Luke Leiai’d up to Russian gangster Zalan (Yasen Peyankov) is a sight gag worthy of the setup to break him out. My only reservation is why Luke would want to give up A.I. Guy in the first place. They’d been ‘boyz’ in the past, so it really doesn’t seem like a move that’s totally in line with Luke as we know and love him. I’m not buying that the Grey Zone changed him because we were introduced to this deployment of employment just last episode. One could argue that Luke allowed A.I. Guy to escape, hell, even turning A.I. Guy could be a positive character trait that backfires… but Luke being a standup man would’ve meant he would’ve tried an alternate way before even thinking about the ramifications of giving up what amounts at this moment to his only readily available friend in Lakeview. Fuck bro, he could’ve still landed in the same position if he just tried to go straight to Zalan himself. Luke’s a good person and the banana peel joke I took as an elegant, predictable (by design) visual gag that would portend to him acting without a second thought (which is both great and horrible in a war), but also being a commentary on where the scene is taking place itself. Everything that goes on in the Grey Zone is morally grey, from the conversations to the actions made. It honestly makes me love this series that much more as a whole.

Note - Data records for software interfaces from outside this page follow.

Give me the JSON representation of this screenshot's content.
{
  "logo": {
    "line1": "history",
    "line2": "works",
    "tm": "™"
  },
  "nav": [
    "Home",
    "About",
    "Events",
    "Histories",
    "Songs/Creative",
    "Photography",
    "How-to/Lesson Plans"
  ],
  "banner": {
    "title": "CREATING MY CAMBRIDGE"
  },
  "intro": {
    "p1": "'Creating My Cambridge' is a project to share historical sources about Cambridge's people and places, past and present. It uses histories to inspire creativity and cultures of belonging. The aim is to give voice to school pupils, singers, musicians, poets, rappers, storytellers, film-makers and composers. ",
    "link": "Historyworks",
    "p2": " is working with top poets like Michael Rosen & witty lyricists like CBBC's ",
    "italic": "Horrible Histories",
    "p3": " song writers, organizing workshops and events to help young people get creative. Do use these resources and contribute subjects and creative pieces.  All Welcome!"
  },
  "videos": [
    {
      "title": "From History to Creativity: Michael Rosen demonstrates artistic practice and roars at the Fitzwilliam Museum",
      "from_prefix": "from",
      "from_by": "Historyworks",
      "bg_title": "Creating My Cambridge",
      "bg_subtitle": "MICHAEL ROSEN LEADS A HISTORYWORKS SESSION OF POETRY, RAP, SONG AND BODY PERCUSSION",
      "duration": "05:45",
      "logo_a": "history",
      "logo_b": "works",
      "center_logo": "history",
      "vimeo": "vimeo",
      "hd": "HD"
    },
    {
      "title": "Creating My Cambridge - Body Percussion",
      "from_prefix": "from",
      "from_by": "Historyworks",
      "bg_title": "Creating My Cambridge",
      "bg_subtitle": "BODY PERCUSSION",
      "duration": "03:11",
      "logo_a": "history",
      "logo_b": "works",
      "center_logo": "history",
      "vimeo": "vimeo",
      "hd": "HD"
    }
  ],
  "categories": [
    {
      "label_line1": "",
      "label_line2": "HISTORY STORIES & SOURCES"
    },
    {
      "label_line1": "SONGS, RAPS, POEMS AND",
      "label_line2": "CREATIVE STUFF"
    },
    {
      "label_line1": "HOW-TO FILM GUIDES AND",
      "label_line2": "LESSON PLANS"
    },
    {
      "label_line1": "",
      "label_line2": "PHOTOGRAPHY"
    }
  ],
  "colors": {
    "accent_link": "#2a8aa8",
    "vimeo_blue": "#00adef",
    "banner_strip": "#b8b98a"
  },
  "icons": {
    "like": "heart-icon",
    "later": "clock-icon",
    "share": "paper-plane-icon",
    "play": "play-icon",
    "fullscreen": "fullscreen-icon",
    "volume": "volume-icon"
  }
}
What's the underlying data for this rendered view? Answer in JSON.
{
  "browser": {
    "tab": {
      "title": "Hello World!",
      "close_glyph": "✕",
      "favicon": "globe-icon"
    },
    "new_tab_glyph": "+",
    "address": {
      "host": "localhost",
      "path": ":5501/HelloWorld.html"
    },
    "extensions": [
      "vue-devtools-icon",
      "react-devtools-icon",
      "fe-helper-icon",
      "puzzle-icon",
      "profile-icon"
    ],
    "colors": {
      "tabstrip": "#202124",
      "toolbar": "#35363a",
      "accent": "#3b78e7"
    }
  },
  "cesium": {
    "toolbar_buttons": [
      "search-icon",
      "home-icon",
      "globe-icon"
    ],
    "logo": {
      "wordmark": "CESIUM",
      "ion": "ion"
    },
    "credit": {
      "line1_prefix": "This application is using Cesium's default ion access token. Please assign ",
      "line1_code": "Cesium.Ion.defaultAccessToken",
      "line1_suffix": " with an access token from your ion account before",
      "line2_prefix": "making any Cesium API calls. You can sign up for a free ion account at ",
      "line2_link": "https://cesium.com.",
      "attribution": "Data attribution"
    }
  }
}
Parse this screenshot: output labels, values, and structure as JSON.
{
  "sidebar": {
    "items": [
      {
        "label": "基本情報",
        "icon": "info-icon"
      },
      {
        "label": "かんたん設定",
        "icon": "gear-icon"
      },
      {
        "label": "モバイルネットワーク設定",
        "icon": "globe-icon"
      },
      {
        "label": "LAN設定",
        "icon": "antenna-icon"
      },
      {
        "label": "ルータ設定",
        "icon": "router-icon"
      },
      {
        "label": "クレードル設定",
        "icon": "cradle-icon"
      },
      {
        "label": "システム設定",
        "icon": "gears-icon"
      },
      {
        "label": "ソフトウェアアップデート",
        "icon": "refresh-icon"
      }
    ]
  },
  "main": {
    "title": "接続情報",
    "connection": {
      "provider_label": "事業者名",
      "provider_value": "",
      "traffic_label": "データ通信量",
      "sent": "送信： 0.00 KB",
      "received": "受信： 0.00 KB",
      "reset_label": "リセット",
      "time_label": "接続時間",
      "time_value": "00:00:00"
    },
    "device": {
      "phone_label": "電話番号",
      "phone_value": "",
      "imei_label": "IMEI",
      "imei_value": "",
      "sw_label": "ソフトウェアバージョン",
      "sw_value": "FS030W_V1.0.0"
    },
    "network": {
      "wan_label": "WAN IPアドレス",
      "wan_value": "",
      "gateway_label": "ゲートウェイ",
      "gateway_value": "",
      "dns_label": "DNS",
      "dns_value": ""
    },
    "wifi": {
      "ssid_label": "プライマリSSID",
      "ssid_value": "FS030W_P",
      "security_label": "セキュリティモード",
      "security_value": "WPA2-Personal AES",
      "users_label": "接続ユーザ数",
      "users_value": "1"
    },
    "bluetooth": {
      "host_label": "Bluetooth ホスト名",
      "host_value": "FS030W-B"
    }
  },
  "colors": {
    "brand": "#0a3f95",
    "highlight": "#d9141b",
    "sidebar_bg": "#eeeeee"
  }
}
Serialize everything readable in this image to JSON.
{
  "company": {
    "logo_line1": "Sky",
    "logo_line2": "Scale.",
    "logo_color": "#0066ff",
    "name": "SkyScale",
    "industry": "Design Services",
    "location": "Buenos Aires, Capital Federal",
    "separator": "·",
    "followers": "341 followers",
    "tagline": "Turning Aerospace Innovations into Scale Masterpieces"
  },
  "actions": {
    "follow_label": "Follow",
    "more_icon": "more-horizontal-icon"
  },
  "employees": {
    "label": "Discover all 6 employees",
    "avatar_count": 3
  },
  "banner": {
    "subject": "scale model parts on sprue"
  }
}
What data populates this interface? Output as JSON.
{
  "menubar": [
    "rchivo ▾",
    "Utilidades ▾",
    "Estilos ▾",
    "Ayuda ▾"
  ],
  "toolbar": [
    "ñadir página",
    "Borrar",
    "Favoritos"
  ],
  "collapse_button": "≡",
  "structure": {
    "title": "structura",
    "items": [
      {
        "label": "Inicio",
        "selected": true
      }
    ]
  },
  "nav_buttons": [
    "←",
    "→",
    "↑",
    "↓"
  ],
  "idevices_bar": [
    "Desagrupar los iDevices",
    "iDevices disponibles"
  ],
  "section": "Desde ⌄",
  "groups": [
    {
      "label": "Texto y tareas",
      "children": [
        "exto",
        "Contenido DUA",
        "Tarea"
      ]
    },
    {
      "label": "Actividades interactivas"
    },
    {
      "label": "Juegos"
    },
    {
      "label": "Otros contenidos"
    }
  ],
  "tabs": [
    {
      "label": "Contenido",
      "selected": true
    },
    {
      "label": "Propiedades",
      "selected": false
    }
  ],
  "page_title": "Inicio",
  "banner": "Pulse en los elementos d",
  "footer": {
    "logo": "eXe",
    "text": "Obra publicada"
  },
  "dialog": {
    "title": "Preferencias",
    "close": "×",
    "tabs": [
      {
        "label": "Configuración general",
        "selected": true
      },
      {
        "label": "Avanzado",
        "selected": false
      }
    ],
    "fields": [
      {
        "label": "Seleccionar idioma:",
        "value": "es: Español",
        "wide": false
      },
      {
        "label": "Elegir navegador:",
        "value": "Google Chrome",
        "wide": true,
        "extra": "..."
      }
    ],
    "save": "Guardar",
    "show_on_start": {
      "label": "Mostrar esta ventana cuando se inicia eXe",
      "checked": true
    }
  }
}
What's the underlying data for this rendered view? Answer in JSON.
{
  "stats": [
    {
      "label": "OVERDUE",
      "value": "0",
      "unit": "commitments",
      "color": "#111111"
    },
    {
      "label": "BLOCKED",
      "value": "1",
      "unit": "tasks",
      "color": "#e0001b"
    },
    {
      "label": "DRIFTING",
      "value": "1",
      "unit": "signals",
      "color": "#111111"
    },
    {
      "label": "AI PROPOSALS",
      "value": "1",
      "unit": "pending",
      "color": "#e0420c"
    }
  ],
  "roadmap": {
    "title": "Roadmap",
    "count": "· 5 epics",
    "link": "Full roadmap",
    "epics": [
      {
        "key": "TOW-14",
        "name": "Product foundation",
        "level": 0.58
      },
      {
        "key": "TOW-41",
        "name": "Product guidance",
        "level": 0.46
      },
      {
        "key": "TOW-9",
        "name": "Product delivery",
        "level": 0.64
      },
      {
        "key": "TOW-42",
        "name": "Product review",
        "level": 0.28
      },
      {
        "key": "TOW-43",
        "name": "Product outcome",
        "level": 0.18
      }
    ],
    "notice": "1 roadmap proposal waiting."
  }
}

Nora’s plot ends the most abruptly because it’s treated like less of a plot and more of a thread, but a thread that is immediately tugged with great force and vigor. A thread that is part of a virtual sweater that will kick off the antepenultimate episode. We’re in the final stretch. The effective fashion these days in streaming is to truly earmark the last three episodes as truly blowing us away. Fingers crossed.
Addendum: “Rescue Mission” marks a top cameo of the year in television for me (beating out both Jamie Lee Curtis in The Bear in addition to Patton Oswalt in What We Do in the Shadows) with William Gibson as the holographic herald of the Terms and Conditions to the Public Library. If you don’t know who that is, maybe invest (your time) into obtaining a library card. They are the only free pass into the world’s most dangerous place.